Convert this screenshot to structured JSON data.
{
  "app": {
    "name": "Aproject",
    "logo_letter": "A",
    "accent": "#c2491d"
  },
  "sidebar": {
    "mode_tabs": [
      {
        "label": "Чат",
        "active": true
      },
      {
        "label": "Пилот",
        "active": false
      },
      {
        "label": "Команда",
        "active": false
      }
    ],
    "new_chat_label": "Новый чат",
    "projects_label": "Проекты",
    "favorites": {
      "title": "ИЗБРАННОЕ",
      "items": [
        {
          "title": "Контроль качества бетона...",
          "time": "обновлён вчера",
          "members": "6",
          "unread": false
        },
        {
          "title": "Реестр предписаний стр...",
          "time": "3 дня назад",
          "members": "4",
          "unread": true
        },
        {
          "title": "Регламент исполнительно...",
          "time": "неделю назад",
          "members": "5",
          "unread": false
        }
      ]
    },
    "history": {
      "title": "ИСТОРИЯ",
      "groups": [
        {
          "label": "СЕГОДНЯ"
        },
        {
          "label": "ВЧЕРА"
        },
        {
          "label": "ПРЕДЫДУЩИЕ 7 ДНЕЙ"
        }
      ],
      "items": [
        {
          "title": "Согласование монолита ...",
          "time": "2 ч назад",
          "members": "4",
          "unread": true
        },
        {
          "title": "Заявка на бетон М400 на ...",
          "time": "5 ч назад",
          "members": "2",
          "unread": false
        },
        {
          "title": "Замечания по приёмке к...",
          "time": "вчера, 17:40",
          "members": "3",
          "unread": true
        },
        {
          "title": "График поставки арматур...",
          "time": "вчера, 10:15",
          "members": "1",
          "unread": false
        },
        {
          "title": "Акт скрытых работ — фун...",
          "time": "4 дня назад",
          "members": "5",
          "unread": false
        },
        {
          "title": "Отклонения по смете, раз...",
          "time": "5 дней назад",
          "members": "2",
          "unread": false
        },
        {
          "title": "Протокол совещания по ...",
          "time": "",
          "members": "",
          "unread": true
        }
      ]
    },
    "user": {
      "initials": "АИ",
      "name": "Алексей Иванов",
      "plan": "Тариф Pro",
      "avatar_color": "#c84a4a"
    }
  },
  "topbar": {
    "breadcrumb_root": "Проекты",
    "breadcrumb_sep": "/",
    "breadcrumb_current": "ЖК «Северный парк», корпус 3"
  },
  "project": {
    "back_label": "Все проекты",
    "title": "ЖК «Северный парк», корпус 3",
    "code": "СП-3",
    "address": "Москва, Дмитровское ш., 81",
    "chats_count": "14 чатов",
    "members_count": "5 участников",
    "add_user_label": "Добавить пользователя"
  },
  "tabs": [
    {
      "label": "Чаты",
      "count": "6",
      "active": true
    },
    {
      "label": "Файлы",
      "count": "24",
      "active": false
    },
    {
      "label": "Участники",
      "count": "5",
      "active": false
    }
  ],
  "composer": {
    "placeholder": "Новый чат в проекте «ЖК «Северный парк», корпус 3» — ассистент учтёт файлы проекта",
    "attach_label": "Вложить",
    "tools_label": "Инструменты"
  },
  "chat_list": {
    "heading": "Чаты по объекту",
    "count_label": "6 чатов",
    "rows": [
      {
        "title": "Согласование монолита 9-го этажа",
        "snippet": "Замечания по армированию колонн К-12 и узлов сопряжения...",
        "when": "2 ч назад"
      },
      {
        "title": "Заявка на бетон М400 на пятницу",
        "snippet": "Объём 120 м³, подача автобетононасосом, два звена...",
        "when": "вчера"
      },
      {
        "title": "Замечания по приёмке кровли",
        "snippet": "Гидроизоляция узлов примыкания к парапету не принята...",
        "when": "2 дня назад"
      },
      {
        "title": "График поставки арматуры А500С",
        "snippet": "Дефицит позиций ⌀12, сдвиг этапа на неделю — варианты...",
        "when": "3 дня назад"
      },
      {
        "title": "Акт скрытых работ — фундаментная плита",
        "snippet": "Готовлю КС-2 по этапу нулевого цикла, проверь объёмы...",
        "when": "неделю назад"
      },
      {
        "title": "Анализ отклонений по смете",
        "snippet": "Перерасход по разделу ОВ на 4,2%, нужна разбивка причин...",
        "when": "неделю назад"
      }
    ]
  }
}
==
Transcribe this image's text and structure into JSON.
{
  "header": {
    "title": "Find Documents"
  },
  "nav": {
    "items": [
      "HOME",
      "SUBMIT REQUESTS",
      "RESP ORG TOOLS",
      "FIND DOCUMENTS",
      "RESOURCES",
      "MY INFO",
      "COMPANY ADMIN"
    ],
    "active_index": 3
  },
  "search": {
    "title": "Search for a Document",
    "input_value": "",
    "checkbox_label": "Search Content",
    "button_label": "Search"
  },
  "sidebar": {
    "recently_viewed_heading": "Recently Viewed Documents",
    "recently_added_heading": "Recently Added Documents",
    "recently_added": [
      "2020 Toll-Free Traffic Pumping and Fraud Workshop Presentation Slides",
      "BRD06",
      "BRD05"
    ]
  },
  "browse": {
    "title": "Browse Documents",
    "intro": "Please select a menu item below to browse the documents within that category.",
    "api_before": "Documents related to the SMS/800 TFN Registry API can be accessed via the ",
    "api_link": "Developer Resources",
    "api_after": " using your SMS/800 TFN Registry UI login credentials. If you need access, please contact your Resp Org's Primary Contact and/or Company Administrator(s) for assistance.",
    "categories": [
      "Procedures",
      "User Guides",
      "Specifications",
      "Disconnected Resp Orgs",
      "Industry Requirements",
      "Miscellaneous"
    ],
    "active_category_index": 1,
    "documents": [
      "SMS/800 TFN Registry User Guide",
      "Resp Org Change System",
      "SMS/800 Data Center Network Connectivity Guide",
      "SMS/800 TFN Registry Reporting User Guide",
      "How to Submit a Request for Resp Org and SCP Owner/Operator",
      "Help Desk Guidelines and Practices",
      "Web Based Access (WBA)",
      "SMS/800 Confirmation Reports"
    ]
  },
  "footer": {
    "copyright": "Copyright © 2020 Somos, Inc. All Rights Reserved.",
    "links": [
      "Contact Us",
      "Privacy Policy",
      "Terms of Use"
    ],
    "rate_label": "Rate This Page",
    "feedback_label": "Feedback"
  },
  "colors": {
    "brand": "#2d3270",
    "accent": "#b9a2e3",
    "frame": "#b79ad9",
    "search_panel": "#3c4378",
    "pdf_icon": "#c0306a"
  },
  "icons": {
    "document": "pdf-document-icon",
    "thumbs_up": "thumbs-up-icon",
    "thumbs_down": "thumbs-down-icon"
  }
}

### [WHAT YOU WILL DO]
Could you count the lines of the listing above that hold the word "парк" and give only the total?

### [REPLY]
3